----- ENTRIES PROVIDED

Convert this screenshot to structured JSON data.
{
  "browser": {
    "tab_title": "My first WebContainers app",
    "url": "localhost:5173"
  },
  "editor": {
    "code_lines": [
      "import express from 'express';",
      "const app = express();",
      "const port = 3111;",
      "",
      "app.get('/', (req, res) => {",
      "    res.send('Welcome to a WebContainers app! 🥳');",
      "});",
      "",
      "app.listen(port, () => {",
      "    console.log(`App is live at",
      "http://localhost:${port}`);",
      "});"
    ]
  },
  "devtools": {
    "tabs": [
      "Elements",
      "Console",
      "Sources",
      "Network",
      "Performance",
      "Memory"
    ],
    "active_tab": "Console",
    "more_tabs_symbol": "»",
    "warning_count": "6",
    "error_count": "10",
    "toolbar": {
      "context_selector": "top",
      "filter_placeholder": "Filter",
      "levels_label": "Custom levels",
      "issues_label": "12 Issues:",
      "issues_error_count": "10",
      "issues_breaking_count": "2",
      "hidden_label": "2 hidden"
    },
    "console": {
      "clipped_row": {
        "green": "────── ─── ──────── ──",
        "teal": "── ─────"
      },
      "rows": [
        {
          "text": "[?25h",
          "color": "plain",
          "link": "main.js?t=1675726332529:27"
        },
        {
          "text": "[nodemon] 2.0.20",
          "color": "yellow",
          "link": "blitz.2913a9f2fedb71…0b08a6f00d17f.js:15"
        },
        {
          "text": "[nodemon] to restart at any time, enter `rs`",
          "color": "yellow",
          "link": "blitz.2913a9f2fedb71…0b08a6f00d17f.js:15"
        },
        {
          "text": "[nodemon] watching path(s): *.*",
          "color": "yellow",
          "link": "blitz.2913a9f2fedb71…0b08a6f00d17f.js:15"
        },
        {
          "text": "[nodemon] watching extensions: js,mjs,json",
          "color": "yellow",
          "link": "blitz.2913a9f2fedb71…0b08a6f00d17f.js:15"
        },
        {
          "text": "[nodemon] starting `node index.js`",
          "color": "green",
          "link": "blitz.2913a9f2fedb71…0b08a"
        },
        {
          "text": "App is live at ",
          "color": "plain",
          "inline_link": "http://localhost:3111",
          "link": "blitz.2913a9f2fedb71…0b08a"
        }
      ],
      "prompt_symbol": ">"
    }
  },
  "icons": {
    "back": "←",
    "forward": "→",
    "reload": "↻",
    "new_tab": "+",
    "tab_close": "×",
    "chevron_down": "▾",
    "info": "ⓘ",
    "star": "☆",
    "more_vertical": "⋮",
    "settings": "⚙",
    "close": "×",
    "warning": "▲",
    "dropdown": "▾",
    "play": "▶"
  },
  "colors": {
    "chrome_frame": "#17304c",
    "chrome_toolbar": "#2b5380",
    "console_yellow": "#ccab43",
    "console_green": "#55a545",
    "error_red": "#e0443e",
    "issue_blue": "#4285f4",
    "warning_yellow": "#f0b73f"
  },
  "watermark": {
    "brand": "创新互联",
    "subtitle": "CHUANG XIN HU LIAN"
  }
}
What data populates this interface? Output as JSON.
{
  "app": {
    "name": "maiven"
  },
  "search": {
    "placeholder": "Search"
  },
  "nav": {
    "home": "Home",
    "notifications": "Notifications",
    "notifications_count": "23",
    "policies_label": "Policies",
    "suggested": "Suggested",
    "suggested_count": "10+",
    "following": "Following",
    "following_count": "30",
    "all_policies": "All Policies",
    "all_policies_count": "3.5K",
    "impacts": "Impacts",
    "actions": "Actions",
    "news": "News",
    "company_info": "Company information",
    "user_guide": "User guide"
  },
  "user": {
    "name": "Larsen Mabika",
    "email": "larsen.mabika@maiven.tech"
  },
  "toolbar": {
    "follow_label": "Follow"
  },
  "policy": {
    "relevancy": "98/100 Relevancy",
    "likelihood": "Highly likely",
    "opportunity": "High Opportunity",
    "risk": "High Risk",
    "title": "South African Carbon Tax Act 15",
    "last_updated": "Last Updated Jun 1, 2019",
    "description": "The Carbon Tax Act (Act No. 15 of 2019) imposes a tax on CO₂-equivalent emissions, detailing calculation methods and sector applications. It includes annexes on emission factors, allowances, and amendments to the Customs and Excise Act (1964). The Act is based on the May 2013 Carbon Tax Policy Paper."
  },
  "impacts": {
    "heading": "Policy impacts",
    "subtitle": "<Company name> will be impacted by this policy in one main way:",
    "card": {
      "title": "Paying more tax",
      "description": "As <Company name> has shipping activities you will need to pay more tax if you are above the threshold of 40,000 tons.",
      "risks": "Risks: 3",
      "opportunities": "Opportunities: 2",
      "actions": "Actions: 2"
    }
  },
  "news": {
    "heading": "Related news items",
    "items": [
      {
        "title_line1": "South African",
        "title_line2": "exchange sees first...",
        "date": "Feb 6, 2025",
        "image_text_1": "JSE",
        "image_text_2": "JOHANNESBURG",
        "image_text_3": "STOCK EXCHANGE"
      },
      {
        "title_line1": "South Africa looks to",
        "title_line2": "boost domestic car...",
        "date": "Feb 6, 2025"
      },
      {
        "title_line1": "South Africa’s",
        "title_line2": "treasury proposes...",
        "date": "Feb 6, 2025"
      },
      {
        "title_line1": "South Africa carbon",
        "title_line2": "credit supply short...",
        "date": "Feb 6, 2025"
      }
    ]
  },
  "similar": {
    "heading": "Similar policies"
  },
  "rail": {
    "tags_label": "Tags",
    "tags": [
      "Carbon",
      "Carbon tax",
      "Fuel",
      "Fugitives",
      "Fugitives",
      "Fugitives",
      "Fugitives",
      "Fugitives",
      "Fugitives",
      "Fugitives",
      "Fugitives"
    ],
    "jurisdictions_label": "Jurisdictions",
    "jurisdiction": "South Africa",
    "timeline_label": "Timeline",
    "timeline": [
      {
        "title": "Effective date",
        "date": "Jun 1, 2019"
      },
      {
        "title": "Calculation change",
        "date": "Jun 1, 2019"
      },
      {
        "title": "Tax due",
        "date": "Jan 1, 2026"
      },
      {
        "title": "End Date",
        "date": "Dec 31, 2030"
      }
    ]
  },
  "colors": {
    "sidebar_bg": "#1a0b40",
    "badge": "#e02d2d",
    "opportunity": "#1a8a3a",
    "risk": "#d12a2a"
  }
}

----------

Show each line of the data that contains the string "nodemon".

• _YOUR SOLUTION_:
          "text": "[nodemon] 2.0.20",
          "text": "[nodemon] to restart at any time, enter `rs`",
          "text": "[nodemon] watching path(s): *.*",
          "text": "[nodemon] watching extensions: js,mjs,json",
          "text": "[nodemon] starting `node index.js`",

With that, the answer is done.